The final soliloquy that Hamlet presents to the audience is one of the last times Hamlet appears on stage. It is at the end of scene 4 act 4 and takes place after Hamlet has encountered Fortinbras’ army and talked with Fortinbras himself. Hamlet reveals to the audience that he feels that if a man has no purpose he is no better than a beast so he must use his encounter with Fortinbras to spur his revenge. He believes that God has created humans in his image to achieve great things and he also tells the audience that he doesn’t just want to sit there anymore while his father is not avenged and his mother is stained by the actions she has taken to be with his uncle. He is inspired by Fortinbras and his army of twenty thousand men who walk towards certain death and yet they do it with noble hearts and courage because their honor is at stake. Hamlet also contemplates on the meaning of mortality and how death can come so quickly. This reveals to the audience that Hamlet does not feel as though he is invulnerable and that he is scared of dying. At the end of his soliloquy Hamlet vows, “O, from this time forth/My thoughts be bloody or be nothing worth!” (IV, iv, 68-69) These lines show that Hamlet has gained new resolve and will try to kill his uncle no matter what to avenge his father’s death and Hamlet is convinced that all of his actions are justifiable. This closing line gives the audience a chance to connect with Hamlet because it is easy for one to understand feelings of being wronged and wanting to get revenge.

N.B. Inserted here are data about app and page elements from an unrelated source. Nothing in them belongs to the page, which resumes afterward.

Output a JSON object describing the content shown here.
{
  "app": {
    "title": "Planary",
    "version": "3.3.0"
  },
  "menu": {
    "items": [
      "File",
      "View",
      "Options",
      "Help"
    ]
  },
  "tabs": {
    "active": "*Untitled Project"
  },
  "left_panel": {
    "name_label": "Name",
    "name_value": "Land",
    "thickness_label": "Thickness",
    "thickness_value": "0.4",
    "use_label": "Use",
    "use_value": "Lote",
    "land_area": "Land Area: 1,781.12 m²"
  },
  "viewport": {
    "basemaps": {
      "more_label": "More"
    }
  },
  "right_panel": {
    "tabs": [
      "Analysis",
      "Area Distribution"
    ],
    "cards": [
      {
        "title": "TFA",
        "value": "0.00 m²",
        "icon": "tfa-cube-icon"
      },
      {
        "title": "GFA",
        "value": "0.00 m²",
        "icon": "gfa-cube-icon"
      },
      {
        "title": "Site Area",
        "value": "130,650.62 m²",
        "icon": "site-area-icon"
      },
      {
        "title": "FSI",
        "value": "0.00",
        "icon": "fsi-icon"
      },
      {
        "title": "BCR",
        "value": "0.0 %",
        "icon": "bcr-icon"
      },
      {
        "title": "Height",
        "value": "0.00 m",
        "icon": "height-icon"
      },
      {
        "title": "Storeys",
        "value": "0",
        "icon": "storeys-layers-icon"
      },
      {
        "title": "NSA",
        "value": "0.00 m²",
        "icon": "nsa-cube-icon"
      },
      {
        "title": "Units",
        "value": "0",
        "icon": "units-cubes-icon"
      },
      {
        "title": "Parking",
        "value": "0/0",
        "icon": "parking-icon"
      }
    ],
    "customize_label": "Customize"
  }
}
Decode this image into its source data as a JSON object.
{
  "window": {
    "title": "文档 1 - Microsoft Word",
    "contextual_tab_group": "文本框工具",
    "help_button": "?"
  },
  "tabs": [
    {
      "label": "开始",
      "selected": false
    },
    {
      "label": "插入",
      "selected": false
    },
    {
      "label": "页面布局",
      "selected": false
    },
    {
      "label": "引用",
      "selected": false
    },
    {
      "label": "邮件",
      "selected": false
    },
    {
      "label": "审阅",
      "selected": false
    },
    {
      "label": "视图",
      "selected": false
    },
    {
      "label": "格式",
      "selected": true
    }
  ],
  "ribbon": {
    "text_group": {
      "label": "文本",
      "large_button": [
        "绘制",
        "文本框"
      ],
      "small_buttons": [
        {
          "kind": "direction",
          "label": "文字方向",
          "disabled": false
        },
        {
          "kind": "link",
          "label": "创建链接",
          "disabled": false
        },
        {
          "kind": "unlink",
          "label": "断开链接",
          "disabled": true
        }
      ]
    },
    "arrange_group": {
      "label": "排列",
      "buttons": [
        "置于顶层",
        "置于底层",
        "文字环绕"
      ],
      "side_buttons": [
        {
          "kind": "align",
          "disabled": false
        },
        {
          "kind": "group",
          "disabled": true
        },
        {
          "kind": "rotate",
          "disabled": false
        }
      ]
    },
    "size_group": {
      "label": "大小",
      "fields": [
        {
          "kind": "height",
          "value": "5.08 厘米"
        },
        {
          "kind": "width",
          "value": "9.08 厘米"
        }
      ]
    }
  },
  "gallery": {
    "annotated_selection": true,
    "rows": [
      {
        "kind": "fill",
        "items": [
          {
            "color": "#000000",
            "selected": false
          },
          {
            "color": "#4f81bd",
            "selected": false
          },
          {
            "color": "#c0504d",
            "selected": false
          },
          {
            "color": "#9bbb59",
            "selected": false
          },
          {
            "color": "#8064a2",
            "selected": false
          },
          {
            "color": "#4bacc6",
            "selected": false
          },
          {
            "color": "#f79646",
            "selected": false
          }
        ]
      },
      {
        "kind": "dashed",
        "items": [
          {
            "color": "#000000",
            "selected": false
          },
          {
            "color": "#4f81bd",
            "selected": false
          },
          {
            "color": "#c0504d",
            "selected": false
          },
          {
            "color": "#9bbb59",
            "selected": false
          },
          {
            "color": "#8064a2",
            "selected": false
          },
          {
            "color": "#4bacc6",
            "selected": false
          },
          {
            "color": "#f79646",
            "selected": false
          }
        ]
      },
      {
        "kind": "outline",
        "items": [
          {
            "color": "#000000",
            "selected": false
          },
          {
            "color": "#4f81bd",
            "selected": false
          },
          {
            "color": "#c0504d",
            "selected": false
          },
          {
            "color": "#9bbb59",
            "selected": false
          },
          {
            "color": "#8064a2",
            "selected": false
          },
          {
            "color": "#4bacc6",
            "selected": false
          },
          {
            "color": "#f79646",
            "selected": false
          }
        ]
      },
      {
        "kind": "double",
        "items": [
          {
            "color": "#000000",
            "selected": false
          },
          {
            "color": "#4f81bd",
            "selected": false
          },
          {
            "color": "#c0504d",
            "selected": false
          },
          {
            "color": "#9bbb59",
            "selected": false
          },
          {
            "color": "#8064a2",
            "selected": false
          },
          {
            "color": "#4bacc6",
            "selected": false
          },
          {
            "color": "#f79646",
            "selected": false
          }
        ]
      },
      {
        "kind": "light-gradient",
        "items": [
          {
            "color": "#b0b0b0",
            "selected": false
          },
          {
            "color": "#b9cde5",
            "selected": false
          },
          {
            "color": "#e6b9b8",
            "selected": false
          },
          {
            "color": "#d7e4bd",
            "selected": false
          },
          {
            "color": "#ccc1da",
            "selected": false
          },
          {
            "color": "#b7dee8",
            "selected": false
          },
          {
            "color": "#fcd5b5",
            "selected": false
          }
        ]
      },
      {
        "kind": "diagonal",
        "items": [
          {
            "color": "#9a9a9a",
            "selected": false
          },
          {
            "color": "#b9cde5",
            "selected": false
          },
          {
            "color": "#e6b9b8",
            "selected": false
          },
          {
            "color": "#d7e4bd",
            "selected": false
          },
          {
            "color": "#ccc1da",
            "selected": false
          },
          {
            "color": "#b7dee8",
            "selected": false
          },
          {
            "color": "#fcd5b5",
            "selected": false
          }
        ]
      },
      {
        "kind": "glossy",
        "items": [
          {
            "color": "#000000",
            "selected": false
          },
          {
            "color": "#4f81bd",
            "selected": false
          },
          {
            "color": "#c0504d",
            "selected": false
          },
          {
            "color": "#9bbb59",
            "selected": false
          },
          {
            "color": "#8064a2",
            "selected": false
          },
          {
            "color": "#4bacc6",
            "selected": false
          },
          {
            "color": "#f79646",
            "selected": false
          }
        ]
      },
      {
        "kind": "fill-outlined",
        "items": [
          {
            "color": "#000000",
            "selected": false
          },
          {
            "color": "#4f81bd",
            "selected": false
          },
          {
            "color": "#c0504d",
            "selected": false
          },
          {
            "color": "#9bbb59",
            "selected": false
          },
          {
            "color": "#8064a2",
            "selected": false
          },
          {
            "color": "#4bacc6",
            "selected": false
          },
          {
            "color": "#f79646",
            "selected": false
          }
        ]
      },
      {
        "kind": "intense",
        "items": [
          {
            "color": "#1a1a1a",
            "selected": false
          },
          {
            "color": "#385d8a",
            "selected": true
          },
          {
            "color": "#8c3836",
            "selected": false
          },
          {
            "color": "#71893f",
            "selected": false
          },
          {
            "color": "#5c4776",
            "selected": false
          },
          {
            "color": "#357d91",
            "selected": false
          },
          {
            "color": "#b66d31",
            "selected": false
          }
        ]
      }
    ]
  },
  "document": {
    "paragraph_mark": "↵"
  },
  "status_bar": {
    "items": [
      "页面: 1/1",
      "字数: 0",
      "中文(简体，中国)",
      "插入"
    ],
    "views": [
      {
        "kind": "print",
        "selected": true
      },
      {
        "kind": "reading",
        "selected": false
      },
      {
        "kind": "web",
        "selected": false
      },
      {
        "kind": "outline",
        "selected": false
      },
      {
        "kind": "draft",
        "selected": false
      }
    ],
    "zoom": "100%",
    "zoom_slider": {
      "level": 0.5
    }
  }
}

Before Hamlet’s death, he kills his uncle and avenges his father and this allows the audience to breathe a sigh of relief towards Hamlet because he has achieved the purpose which he often alludes to during his soliloquies. Each of the seven soliloquies allows the audience a deeper perspective into who Hamlet is as a character as he reveals his thoughts, advances the plot and adds atmosphere. When Hamlet speaks in these soliloquies he is always his true self; never pretending to be mad or taking on a superficial way of talking as he did at times in dialogue with others. These soliloquies, therefore, adds much to the overall content of the play Hamlet and allows Shakespeare’s audience a much better understanding of the plot.